* TASK PROMPT *
Every entry below is to be copied exactly as written.

[[ DATA LISTING, beginning ]]

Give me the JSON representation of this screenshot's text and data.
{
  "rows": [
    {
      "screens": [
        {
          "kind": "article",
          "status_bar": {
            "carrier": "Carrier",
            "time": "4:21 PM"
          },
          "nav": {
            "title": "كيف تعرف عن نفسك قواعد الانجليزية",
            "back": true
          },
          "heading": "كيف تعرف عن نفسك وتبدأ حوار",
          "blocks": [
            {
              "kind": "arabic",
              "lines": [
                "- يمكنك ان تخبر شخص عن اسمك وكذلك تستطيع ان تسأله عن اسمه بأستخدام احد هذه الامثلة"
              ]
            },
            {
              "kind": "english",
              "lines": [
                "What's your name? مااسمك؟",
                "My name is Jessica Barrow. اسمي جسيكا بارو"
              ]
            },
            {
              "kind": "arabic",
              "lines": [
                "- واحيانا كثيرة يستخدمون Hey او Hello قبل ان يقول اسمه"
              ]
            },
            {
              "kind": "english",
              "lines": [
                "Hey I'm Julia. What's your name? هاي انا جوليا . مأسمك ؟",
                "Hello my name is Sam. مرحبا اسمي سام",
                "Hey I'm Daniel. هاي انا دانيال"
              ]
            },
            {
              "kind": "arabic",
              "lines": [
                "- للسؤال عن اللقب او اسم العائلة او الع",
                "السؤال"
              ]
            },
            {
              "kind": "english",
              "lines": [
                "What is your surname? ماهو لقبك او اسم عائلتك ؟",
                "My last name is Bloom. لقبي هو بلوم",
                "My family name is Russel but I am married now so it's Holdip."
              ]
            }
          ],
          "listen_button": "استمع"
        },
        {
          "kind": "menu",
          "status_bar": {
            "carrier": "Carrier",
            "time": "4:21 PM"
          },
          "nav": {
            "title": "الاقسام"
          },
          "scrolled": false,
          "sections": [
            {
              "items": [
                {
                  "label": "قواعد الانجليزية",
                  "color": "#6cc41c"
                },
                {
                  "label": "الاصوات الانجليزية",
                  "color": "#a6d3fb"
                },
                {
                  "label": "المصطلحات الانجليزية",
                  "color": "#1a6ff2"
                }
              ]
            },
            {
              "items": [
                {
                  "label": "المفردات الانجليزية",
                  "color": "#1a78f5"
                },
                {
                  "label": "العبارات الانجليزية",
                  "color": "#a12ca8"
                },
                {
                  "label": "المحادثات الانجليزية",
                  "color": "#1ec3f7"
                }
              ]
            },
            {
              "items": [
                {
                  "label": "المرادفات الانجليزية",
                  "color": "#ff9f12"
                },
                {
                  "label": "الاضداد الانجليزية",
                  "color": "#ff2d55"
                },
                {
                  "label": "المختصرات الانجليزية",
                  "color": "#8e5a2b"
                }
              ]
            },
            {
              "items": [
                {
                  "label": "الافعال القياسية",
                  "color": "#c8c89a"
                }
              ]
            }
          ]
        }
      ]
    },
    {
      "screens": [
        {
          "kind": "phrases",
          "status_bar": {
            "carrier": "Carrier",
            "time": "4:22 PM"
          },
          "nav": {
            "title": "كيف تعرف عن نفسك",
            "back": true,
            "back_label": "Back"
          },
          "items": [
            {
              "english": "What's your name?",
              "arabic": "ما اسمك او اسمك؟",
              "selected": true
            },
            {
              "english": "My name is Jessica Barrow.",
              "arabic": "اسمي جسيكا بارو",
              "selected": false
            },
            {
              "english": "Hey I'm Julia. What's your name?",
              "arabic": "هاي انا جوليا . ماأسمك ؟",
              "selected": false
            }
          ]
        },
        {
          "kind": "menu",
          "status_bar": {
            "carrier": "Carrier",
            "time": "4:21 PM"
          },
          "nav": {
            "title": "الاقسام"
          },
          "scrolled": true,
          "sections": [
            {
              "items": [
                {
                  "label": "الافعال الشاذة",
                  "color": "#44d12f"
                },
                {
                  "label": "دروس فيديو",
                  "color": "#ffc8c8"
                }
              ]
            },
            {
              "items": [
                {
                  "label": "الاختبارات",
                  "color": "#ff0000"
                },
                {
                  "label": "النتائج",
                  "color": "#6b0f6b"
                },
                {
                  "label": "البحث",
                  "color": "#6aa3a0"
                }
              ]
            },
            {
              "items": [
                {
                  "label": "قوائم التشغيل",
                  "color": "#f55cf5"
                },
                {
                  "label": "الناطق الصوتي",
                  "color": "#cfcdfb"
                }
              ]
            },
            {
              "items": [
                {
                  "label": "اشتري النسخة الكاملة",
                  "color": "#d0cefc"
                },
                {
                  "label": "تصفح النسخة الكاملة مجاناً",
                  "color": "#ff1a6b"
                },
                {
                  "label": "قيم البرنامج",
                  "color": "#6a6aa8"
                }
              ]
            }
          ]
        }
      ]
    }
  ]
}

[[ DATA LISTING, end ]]

* RESPONSE *
Give me the JSON representation of this screenshot's text and data.
{
  "rows": [
    {
      "screens": [
        {
          "kind": "article",
          "status_bar": {
            "carrier": "Carrier",
            "time": "4:21 PM"
          },
          "nav": {
            "title": "كيف تعرف عن نفسك قواعد الانجليزية",
            "back": true
          },
          "heading": "كيف تعرف عن نفسك وتبدأ حوار",
          "blocks": [
            {
              "kind": "arabic",
              "lines": [
                "- يمكنك ان تخبر شخص عن اسمك وكذلك تستطيع ان تسأله عن اسمه بأستخدام احد هذه الامثلة"
              ]
            },
            {
              "kind": "english",
              "lines": [
                "What's your name? مااسمك؟",
                "My name is Jessica Barrow. اسمي جسيكا بارو"
              ]
            },
            {
              "kind": "arabic",
              "lines": [
                "- واحيانا كثيرة يستخدمون Hey او Hello قبل ان يقول اسمه"
              ]
            },
            {
              "kind": "english",
              "lines": [
                "Hey I'm Julia. What's your name? هاي انا جوليا . مأسمك ؟",
                "Hello my name is Sam. مرحبا اسمي سام",
                "Hey I'm Daniel. هاي انا دانيال"
              ]
            },
            {
              "kind": "arabic",
              "lines": [
                "- للسؤال عن اللقب او اسم العائلة او الع",
                "السؤال"
              ]
            },
            {
              "kind": "english",
              "lines": [
                "What is your surname? ماهو لقبك او اسم عائلتك ؟",
                "My last name is Bloom. لقبي هو بلوم",
                "My family name is Russel but I am married now so it's Holdip."
              ]
            }
          ],
          "listen_button": "استمع"
        },
        {
          "kind": "menu",
          "status_bar": {
            "carrier": "Carrier",
            "time": "4:21 PM"
          },
          "nav": {
            "title": "الاقسام"
          },
          "scrolled": false,
          "sections": [
            {
              "items": [
                {
                  "label": "قواعد الانجليزية",
                  "color": "#6cc41c"
                },
                {
                  "label": "الاصوات الانجليزية",
                  "color": "#a6d3fb"
                },
                {
                  "label": "المصطلحات الانجليزية",
                  "color": "#1a6ff2"
                }
              ]
            },
            {
              "items": [
                {
                  "label": "المفردات الانجليزية",
                  "color": "#1a78f5"
                },
                {
                  "label": "العبارات الانجليزية",
                  "color": "#a12ca8"
                },
                {
                  "label": "المحادثات الانجليزية",
                  "color": "#1ec3f7"
                }
              ]
            },
            {
              "items": [
                {
                  "label": "المرادفات الانجليزية",
                  "color": "#ff9f12"
                },
                {
                  "label": "الاضداد الانجليزية",
                  "color": "#ff2d55"
                },
                {
                  "label": "المختصرات الانجليزية",
                  "color": "#8e5a2b"
                }
              ]
            },
            {
              "items": [
                {
                  "label": "الافعال القياسية",
                  "color": "#c8c89a"
                }
              ]
            }
          ]
        }
      ]
    },
    {
      "screens": [
        {
          "kind": "phrases",
          "status_bar": {
            "carrier": "Carrier",
            "time": "4:22 PM"
          },
          "nav": {
            "title": "كيف تعرف عن نفسك",
            "back": true,
            "back_label": "Back"
          },
          "items": [
            {
              "english": "What's your name?",
              "arabic": "ما اسمك او اسمك؟",
              "selected": true
            },
            {
              "english": "My name is Jessica Barrow.",
              "arabic": "اسمي جسيكا بارو",
              "selected": false
            },
            {
              "english": "Hey I'm Julia. What's your name?",
              "arabic": "هاي انا جوليا . ماأسمك ؟",
              "selected": false
            }
          ]
        },
        {
          "kind": "menu",
          "status_bar": {
            "carrier": "Carrier",
            "time": "4:21 PM"
          },
          "nav": {
            "title": "الاقسام"
          },
          "scrolled": true,
          "sections": [
            {
              "items": [
                {
                  "label": "الافعال الشاذة",
                  "color": "#44d12f"
                },
                {
                  "label": "دروس فيديو",
                  "color": "#ffc8c8"
                }
              ]
            },
            {
              "items": [
                {
                  "label": "الاختبارات",
                  "color": "#ff0000"
                },
                {
                  "label": "النتائج",
                  "color": "#6b0f6b"
                },
                {
                  "label": "البحث",
                  "color": "#6aa3a0"
                }
              ]
            },
            {
              "items": [
                {
                  "label": "قوائم التشغيل",
                  "color": "#f55cf5"
                },
                {
                  "label": "الناطق الصوتي",
                  "color": "#cfcdfb"
                }
              ]
            },
            {
              "items": [
                {
                  "label": "اشتري النسخة الكاملة",
                  "color": "#d0cefc"
                },
                {
                  "label": "تصفح النسخة الكاملة مجاناً",
                  "color": "#ff1a6b"
                },
                {
                  "label": "قيم البرنامج",
                  "color": "#6a6aa8"
                }
              ]
            }
          ]
        }
      ]
    }
  ]
}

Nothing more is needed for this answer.